Common Law vs. Community Property States
When divorce becomes inevitable and couples legally part ways, responsibility for credit card debt may vary from state to state.
During a divorce proceeding, the extent of one’s liability for credit card debt depends on:
- Whether you live in a common law or community property state
- Whether the debt is for a joint credit card
- To whom the debt is assigned to in the divorce.
Most states follow the common law rules when dividing property and debt in a divorce. In a common law state, you are generally liable for all debts in your name; meaning that if you took out a credit card in your name or if you cosigned, then the creditor can seek to collect the debt from you.
In short, after a divorce, you can be held liable for all individual or joint credit cards if your name is on them. However, you probably will not liable for any credit card debt owed solely by your spouse.
In a community property state, most debts incurred by either spouse during the marriage (but not before or after marriage) are considered community debts. Both spouses are held equally liable for community debts even if only one spouse incurred the debt.
This means if you live in a community property state, you may be on the hook for a credit card even if it is in your spouse’s name only; particularly if the credit card was used for something that benefited the marriage regardless of who incurred the charges.
But if your spouse used his or her own credit card to buy something that did not benefit your marriage, there may be a greater chance it will not be considered a community debt.
Currently, community property states include Arizona, California, Idaho, Louisiana, Nevada, New Mexico, Texas, Washington, and Wisconsin.
In Alaska, married couples have the option to make their property community property by agreement.
Finally, if possible, you and your spouse should consider settling your outstanding credit card debt prior to it becoming a burdensome issue during or after the divorce action.
By utilizing the free, web-based debt settlement software available at settleitsoft.com, you may be able to settle your credit card debt for less than you imagined and thereby remove a possibly contentious issue.
Since this information is for educational purposes only, be sure to speak with a licensed professional for specific legal advice.

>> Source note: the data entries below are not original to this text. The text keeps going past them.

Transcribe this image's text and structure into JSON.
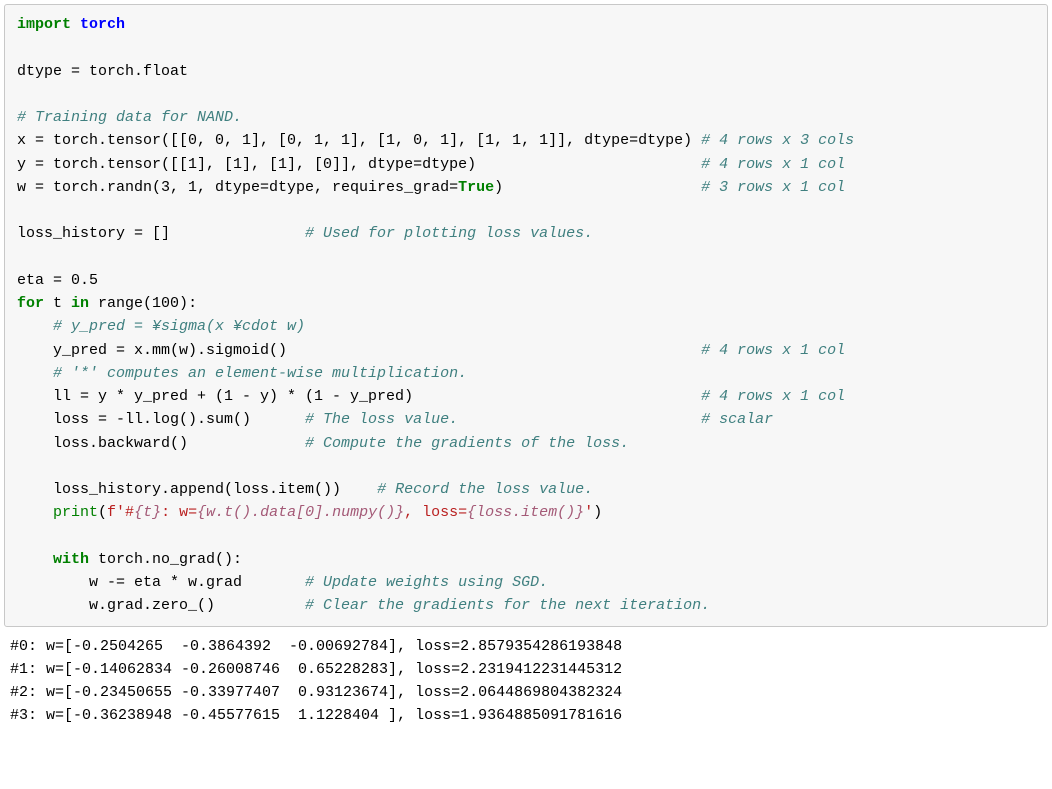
{
  "code": {
    "l01_kw_import": "import",
    "l01_mod": "torch",
    "l03_stmt": "dtype = torch.float",
    "l05_cmt": "# Training data for NAND.",
    "l06_a": "x = torch.tensor([[0, 0, 1], [0, 1, 1], [1, 0, 1], [1, 1, 1]], dtype=dtype) ",
    "l06_cmt": "# 4 rows x 3 cols",
    "l07_a": "y = torch.tensor([[1], [1], [1], [0]], dtype=dtype)                         ",
    "l07_cmt": "# 4 rows x 1 col",
    "l08_a": "w = torch.randn(3, 1, dtype=dtype, requires_grad=",
    "l08_true": "True",
    "l08_b": ")                      ",
    "l08_cmt": "# 3 rows x 1 col",
    "l10_a": "loss_history = []               ",
    "l10_cmt": "# Used for plotting loss values.",
    "l12_stmt": "eta = 0.5",
    "l13_for": "for",
    "l13_t": " t ",
    "l13_in": "in",
    "l13_rest": " range(100):",
    "l14_cmt": "    # y_pred = ¥sigma(x ¥cdot w)",
    "l15_a": "    y_pred = x.mm(w).sigmoid()                                              ",
    "l15_cmt": "# 4 rows x 1 col",
    "l16_cmt": "    # '*' computes an element-wise multiplication.",
    "l17_a": "    ll = y * y_pred + (1 - y) * (1 - y_pred)                                ",
    "l17_cmt": "# 4 rows x 1 col",
    "l18_a": "    loss = -ll.log().sum()      ",
    "l18_cmt": "# The loss value.",
    "l18_pad": "                           ",
    "l18_cmt2": "# scalar",
    "l19_a": "    loss.backward()             ",
    "l19_cmt": "# Compute the gradients of the loss.",
    "l21_a": "    loss_history.append(loss.item())    ",
    "l21_cmt": "# Record the loss value.",
    "l22_indent": "    ",
    "l22_print": "print",
    "l22_paren": "(",
    "l22_fa": "f'#",
    "l22_fexpr1": "{t}",
    "l22_fb": ": w=",
    "l22_fexpr2": "{w.t().data[0].numpy()}",
    "l22_fc": ", loss=",
    "l22_fexpr3": "{loss.item()}",
    "l22_fd": "'",
    "l22_close": ")",
    "l24_indent": "    ",
    "l24_with": "with",
    "l24_rest": " torch.no_grad():",
    "l25_a": "        w -= eta * w.grad       ",
    "l25_cmt": "# Update weights using SGD.",
    "l26_a": "        w.grad.zero_()          ",
    "l26_cmt": "# Clear the gradients for the next iteration."
  },
  "output": {
    "l0": "#0: w=[-0.2504265  -0.3864392  -0.00692784], loss=2.8579354286193848",
    "l1": "#1: w=[-0.14062834 -0.26008746  0.65228283], loss=2.2319412231445312",
    "l2": "#2: w=[-0.23450655 -0.33977407  0.93123674], loss=2.0644869804382324",
    "l3": "#3: w=[-0.36238948 -0.45577615  1.1228404 ], loss=1.9364885091781616"
  }
}
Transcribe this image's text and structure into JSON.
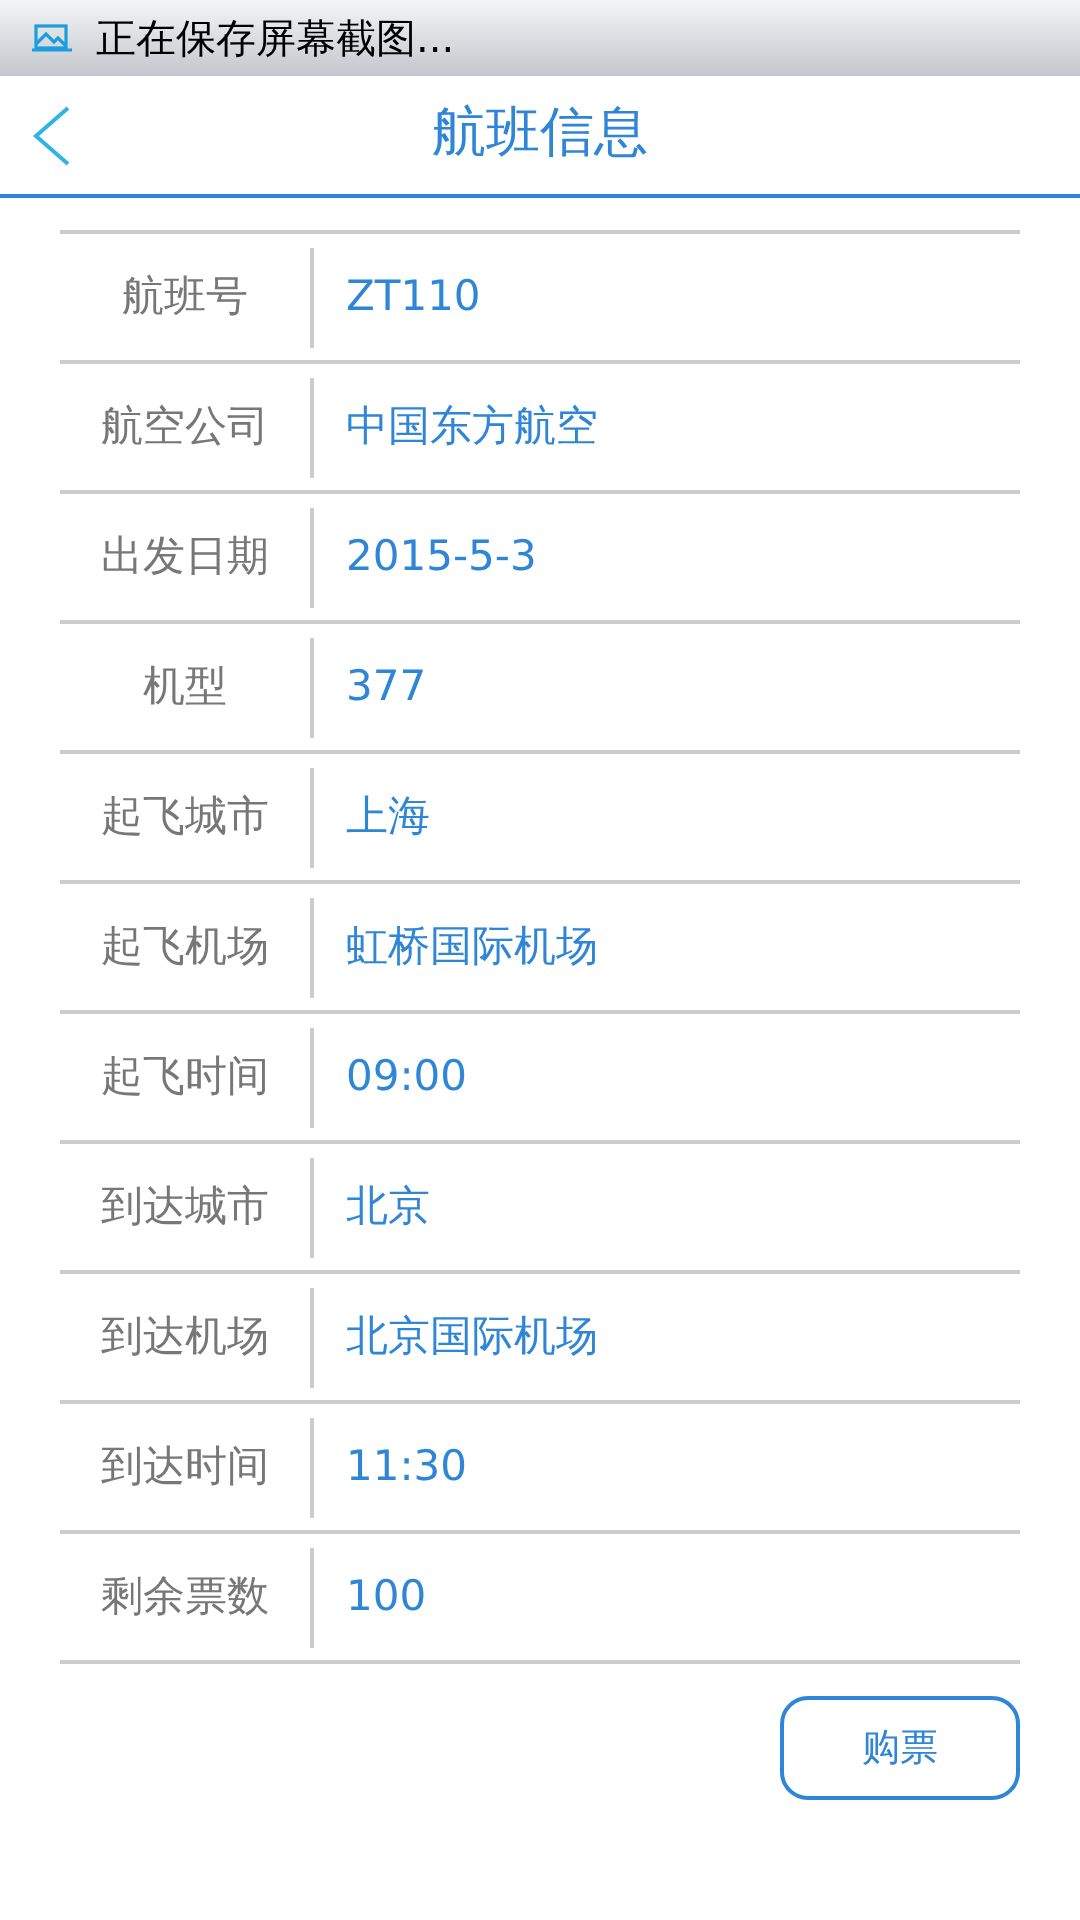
{
  "status_bar": {
    "notification": "正在保存屏幕截图..."
  },
  "header": {
    "title": "航班信息"
  },
  "rows": [
    {
      "label": "航班号",
      "value": "ZT110"
    },
    {
      "label": "航空公司",
      "value": "中国东方航空"
    },
    {
      "label": "出发日期",
      "value": "2015-5-3"
    },
    {
      "label": "机型",
      "value": "377"
    },
    {
      "label": "起飞城市",
      "value": "上海"
    },
    {
      "label": "起飞机场",
      "value": "虹桥国际机场"
    },
    {
      "label": "起飞时间",
      "value": "09:00"
    },
    {
      "label": "到达城市",
      "value": "北京"
    },
    {
      "label": "到达机场",
      "value": "北京国际机场"
    },
    {
      "label": "到达时间",
      "value": "11:30"
    },
    {
      "label": "剩余票数",
      "value": "100"
    }
  ],
  "buy_button": "购票"
}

More information about Divorce and Credit Card Debt as well as other financial tips may be viewed in this Blog or the Knowledge Base of SettleiTsoft.com.